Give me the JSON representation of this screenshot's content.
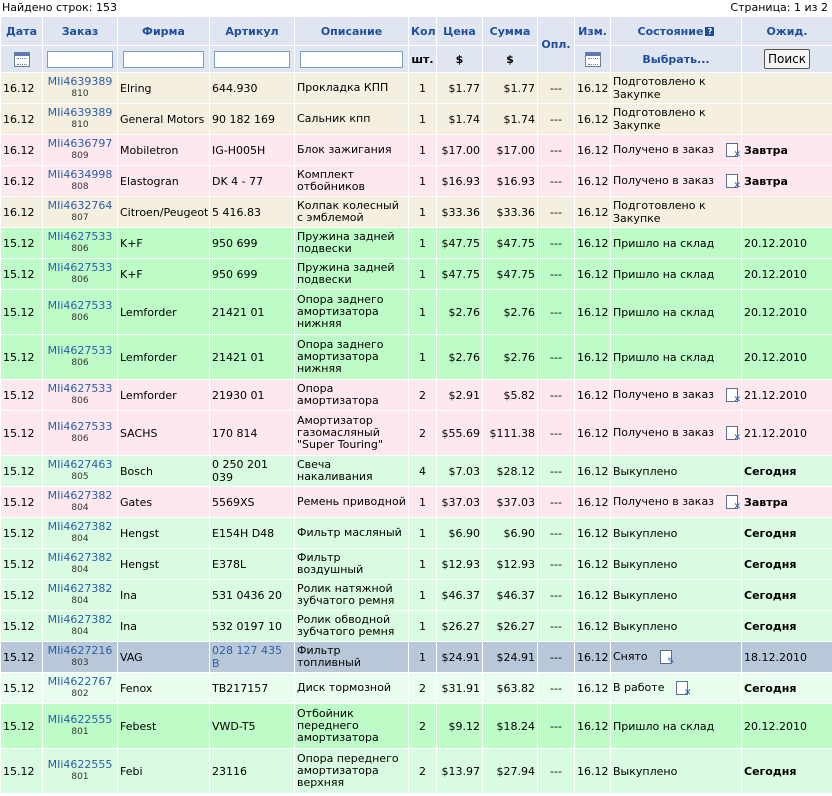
{
  "topbar": {
    "found": "Найдено строк: 153",
    "page": "Страница: 1 из 2"
  },
  "headers": {
    "date": "Дата",
    "order": "Заказ",
    "brand": "Фирма",
    "article": "Артикул",
    "description": "Описание",
    "qty": "Кол",
    "qty_unit": "шт.",
    "price": "Цена",
    "price_unit": "$",
    "sum": "Сумма",
    "sum_unit": "$",
    "paid": "Опл.",
    "changed": "Изм.",
    "state": "Состояние",
    "state_select": "Выбрать...",
    "expected": "Ожид.",
    "search_button": "Поиск"
  },
  "colors": {
    "beige": "#f4efdf",
    "pink": "#fde8ee",
    "green": "#bdfcc6",
    "lightgreen": "#d9fbe1",
    "gray": "#b9c8d9",
    "mint": "#e8fdee"
  },
  "rows": [
    {
      "date": "16.12",
      "order": "MIi4639389",
      "sub": "810",
      "brand": "Elring",
      "article": "644.930",
      "desc": "Прокладка КПП",
      "qty": "1",
      "price": "$1.77",
      "sum": "$1.77",
      "paid": "---",
      "changed": "16.12",
      "state": "Подготовлено к Закупке",
      "icon": "",
      "expected": "",
      "exp_bold": false,
      "bg": "#f4efdf",
      "h": 31
    },
    {
      "date": "16.12",
      "order": "MIi4639389",
      "sub": "810",
      "brand": "General Motors",
      "article": "90 182 169",
      "desc": "Сальник кпп",
      "qty": "1",
      "price": "$1.74",
      "sum": "$1.74",
      "paid": "---",
      "changed": "16.12",
      "state": "Подготовлено к Закупке",
      "icon": "",
      "expected": "",
      "exp_bold": false,
      "bg": "#f4efdf",
      "h": 31
    },
    {
      "date": "16.12",
      "order": "MIi4636797",
      "sub": "809",
      "brand": "Mobiletron",
      "article": "IG-H005H",
      "desc": "Блок зажигания",
      "qty": "1",
      "price": "$17.00",
      "sum": "$17.00",
      "paid": "---",
      "changed": "16.12",
      "state": "Получено в заказ",
      "icon": "x",
      "expected": "Завтра",
      "exp_bold": true,
      "bg": "#fde8ee",
      "h": 31
    },
    {
      "date": "16.12",
      "order": "MIi4634998",
      "sub": "808",
      "brand": "Elastogran",
      "article": "DK 4 - 77",
      "desc": "Комплект отбойников",
      "qty": "1",
      "price": "$16.93",
      "sum": "$16.93",
      "paid": "---",
      "changed": "16.12",
      "state": "Получено в заказ",
      "icon": "x",
      "expected": "Завтра",
      "exp_bold": true,
      "bg": "#fde8ee",
      "h": 31
    },
    {
      "date": "16.12",
      "order": "MIi4632764",
      "sub": "807",
      "brand": "Citroen/Peugeot",
      "article": "5 416.83",
      "desc": "Колпак колесный с эмблемой",
      "qty": "1",
      "price": "$33.36",
      "sum": "$33.36",
      "paid": "---",
      "changed": "16.12",
      "state": "Подготовлено к Закупке",
      "icon": "",
      "expected": "",
      "exp_bold": false,
      "bg": "#f4efdf",
      "h": 31
    },
    {
      "date": "15.12",
      "order": "MIi4627533",
      "sub": "806",
      "brand": "K+F",
      "article": "950 699",
      "desc": "Пружина задней подвески",
      "qty": "1",
      "price": "$47.75",
      "sum": "$47.75",
      "paid": "---",
      "changed": "16.12",
      "state": "Пришло на склад",
      "icon": "",
      "expected": "20.12.2010",
      "exp_bold": false,
      "bg": "#bdfcc6",
      "h": 31
    },
    {
      "date": "15.12",
      "order": "MIi4627533",
      "sub": "806",
      "brand": "K+F",
      "article": "950 699",
      "desc": "Пружина задней подвески",
      "qty": "1",
      "price": "$47.75",
      "sum": "$47.75",
      "paid": "---",
      "changed": "16.12",
      "state": "Пришло на склад",
      "icon": "",
      "expected": "20.12.2010",
      "exp_bold": false,
      "bg": "#bdfcc6",
      "h": 31
    },
    {
      "date": "15.12",
      "order": "MIi4627533",
      "sub": "806",
      "brand": "Lemforder",
      "article": "21421 01",
      "desc": "Опора заднего амортизатора нижняя",
      "qty": "1",
      "price": "$2.76",
      "sum": "$2.76",
      "paid": "---",
      "changed": "16.12",
      "state": "Пришло на склад",
      "icon": "",
      "expected": "20.12.2010",
      "exp_bold": false,
      "bg": "#bdfcc6",
      "h": 45
    },
    {
      "date": "15.12",
      "order": "MIi4627533",
      "sub": "806",
      "brand": "Lemforder",
      "article": "21421 01",
      "desc": "Опора заднего амортизатора нижняя",
      "qty": "1",
      "price": "$2.76",
      "sum": "$2.76",
      "paid": "---",
      "changed": "16.12",
      "state": "Пришло на склад",
      "icon": "",
      "expected": "20.12.2010",
      "exp_bold": false,
      "bg": "#bdfcc6",
      "h": 45
    },
    {
      "date": "15.12",
      "order": "MIi4627533",
      "sub": "806",
      "brand": "Lemforder",
      "article": "21930 01",
      "desc": "Опора амортизатора",
      "qty": "2",
      "price": "$2.91",
      "sum": "$5.82",
      "paid": "---",
      "changed": "16.12",
      "state": "Получено в заказ",
      "icon": "x",
      "expected": "21.12.2010",
      "exp_bold": false,
      "bg": "#fde8ee",
      "h": 31
    },
    {
      "date": "15.12",
      "order": "MIi4627533",
      "sub": "806",
      "brand": "SACHS",
      "article": "170 814",
      "desc": "Амортизатор газомасляный \"Super Touring\"",
      "qty": "2",
      "price": "$55.69",
      "sum": "$111.38",
      "paid": "---",
      "changed": "16.12",
      "state": "Получено в заказ",
      "icon": "x",
      "expected": "21.12.2010",
      "exp_bold": false,
      "bg": "#fde8ee",
      "h": 45
    },
    {
      "date": "15.12",
      "order": "MIi4627463",
      "sub": "805",
      "brand": "Bosch",
      "article": "0 250 201 039",
      "desc": "Свеча накаливания",
      "qty": "4",
      "price": "$7.03",
      "sum": "$28.12",
      "paid": "---",
      "changed": "16.12",
      "state": "Выкуплено",
      "icon": "",
      "expected": "Сегодня",
      "exp_bold": true,
      "bg": "#d9fbe1",
      "h": 31
    },
    {
      "date": "15.12",
      "order": "MIi4627382",
      "sub": "804",
      "brand": "Gates",
      "article": "5569XS",
      "desc": "Ремень приводной",
      "qty": "1",
      "price": "$37.03",
      "sum": "$37.03",
      "paid": "---",
      "changed": "16.12",
      "state": "Получено в заказ",
      "icon": "x",
      "expected": "Завтра",
      "exp_bold": true,
      "bg": "#fde8ee",
      "h": 31
    },
    {
      "date": "15.12",
      "order": "MIi4627382",
      "sub": "804",
      "brand": "Hengst",
      "article": "E154H D48",
      "desc": "Фильтр масляный",
      "qty": "1",
      "price": "$6.90",
      "sum": "$6.90",
      "paid": "---",
      "changed": "16.12",
      "state": "Выкуплено",
      "icon": "",
      "expected": "Сегодня",
      "exp_bold": true,
      "bg": "#d9fbe1",
      "h": 31
    },
    {
      "date": "15.12",
      "order": "MIi4627382",
      "sub": "804",
      "brand": "Hengst",
      "article": "E378L",
      "desc": "Фильтр воздушный",
      "qty": "1",
      "price": "$12.93",
      "sum": "$12.93",
      "paid": "---",
      "changed": "16.12",
      "state": "Выкуплено",
      "icon": "",
      "expected": "Сегодня",
      "exp_bold": true,
      "bg": "#d9fbe1",
      "h": 31
    },
    {
      "date": "15.12",
      "order": "MIi4627382",
      "sub": "804",
      "brand": "Ina",
      "article": "531 0436 20",
      "desc": "Ролик натяжной зубчатого ремня",
      "qty": "1",
      "price": "$46.37",
      "sum": "$46.37",
      "paid": "---",
      "changed": "16.12",
      "state": "Выкуплено",
      "icon": "",
      "expected": "Сегодня",
      "exp_bold": true,
      "bg": "#d9fbe1",
      "h": 31
    },
    {
      "date": "15.12",
      "order": "MIi4627382",
      "sub": "804",
      "brand": "Ina",
      "article": "532 0197 10",
      "desc": "Ролик обводной зубчатого ремня",
      "qty": "1",
      "price": "$26.27",
      "sum": "$26.27",
      "paid": "---",
      "changed": "16.12",
      "state": "Выкуплено",
      "icon": "",
      "expected": "Сегодня",
      "exp_bold": true,
      "bg": "#d9fbe1",
      "h": 31
    },
    {
      "date": "15.12",
      "order": "MIi4627216",
      "sub": "803",
      "brand": "VAG",
      "article": "028 127 435 B",
      "desc": "Фильтр топливный",
      "qty": "1",
      "price": "$24.91",
      "sum": "$24.91",
      "paid": "---",
      "changed": "16.12",
      "state": "Снято",
      "icon": "pen",
      "expected": "18.12.2010",
      "exp_bold": false,
      "bg": "#b9c8d9",
      "h": 31,
      "article_link": true
    },
    {
      "date": "15.12",
      "order": "MIi4622767",
      "sub": "802",
      "brand": "Fenox",
      "article": "TB217157",
      "desc": "Диск тормозной",
      "qty": "2",
      "price": "$31.91",
      "sum": "$63.82",
      "paid": "---",
      "changed": "16.12",
      "state": "В работе",
      "icon": "x",
      "expected": "Сегодня",
      "exp_bold": true,
      "bg": "#e8fdee",
      "h": 31
    },
    {
      "date": "15.12",
      "order": "MIi4622555",
      "sub": "801",
      "brand": "Febest",
      "article": "VWD-T5",
      "desc": "Отбойник переднего амортизатора",
      "qty": "2",
      "price": "$9.12",
      "sum": "$18.24",
      "paid": "---",
      "changed": "16.12",
      "state": "Пришло на склад",
      "icon": "",
      "expected": "20.12.2010",
      "exp_bold": false,
      "bg": "#bdfcc6",
      "h": 45
    },
    {
      "date": "15.12",
      "order": "MIi4622555",
      "sub": "801",
      "brand": "Febi",
      "article": "23116",
      "desc": "Опора переднего амортизатора верхняя",
      "qty": "2",
      "price": "$13.97",
      "sum": "$27.94",
      "paid": "---",
      "changed": "16.12",
      "state": "Выкуплено",
      "icon": "",
      "expected": "Сегодня",
      "exp_bold": true,
      "bg": "#d9fbe1",
      "h": 45
    }
  ]
}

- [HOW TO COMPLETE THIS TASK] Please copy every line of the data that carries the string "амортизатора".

- [EXPECTED ANSWER]
      "desc": "Опора заднего амортизатора нижняя",
      "desc": "Опора заднего амортизатора нижняя",
      "desc": "Опора амортизатора",
      "desc": "Отбойник переднего амортизатора",
      "desc": "Опора переднего амортизатора верхняя",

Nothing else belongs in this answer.